Hettinger in Adams County, North Dakota — The American Midwest (Upper Plains)
The Last Great Buﬀalo Hunts 1882 - 1883
In 1882 and 1883, the American buffalo made their last stand here in the valley of Hiddenwood and within a 30-mile range of this area. Hiddenwood Cliff, directly opposite across Hiddenwood Creek, was an ancient landmark for buffalo hunting tribes who often camped in this buttes and badlands. The valley was filled with their stone tepee rings.
The last 50,000 free ranging buffalo had migrated into this area, which was then part of the Great Sioux Reservation (shown above in yellow and blue) from territories father west. Within 15 months they were gone.

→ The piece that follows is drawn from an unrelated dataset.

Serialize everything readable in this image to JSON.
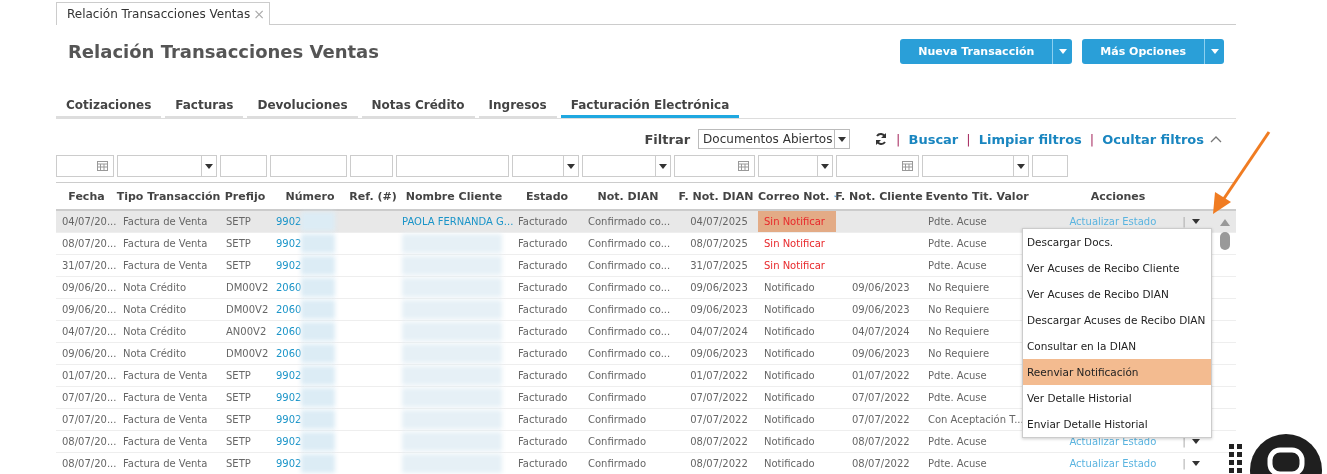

Although most of the estimated 60 to 75 million buffalo were likely killed by white hide hunters, these last buffalo were hunted by Native American in traditional ways on reservation lands.
The last great buffalo hunt began about June 20, 1882, when 2,000 Teton Lakota men, women, and children traveled 100 miles from Ft. Yates to this valley on foot and horseback, and saw the hills black with thousands of grazing buffalo, On the first day 2,000 buffalo were killed, pursued by mounted hunters with rifles. The hunters painted their faces, bodies, and horses in traditional ways for a successful hunt. Very few hunted with bow-and-arrow. After the first day, the buffalo remained where they had fallen and the hunters returned to camp long after dark, too tired
Location. 45° 57.858′ N, 102° 24.446′ W. Marker is in Hettinger, North Dakota, in Adams County. Marker is on U.S. 12 half a mile west of 40th Ave SE, on the right when traveling east. Touch for map. Marker is in this post office area: Hettinger ND 58639, United States of America.
Other nearby markers. At least 2 other markers are within walking distance of this marker. Custer and Hiddenwood Cliff (here, next to this marker); Recognizing our Past (here, next to this marker).
Categories. • Animals • Native Americans •
Credits. This page was last revised on January 25, 2018. This page originally submitted on January 24, 2018, by Ruth VanSteenwyk of Aberdeen, South Dakota. This page has been viewed 114 times since then. Photos: 1, 2, 3. submitted on January 24, 2018, by Ruth VanSteenwyk of Aberdeen, South Dakota. • Bill Pfingsten was the editor who published this page.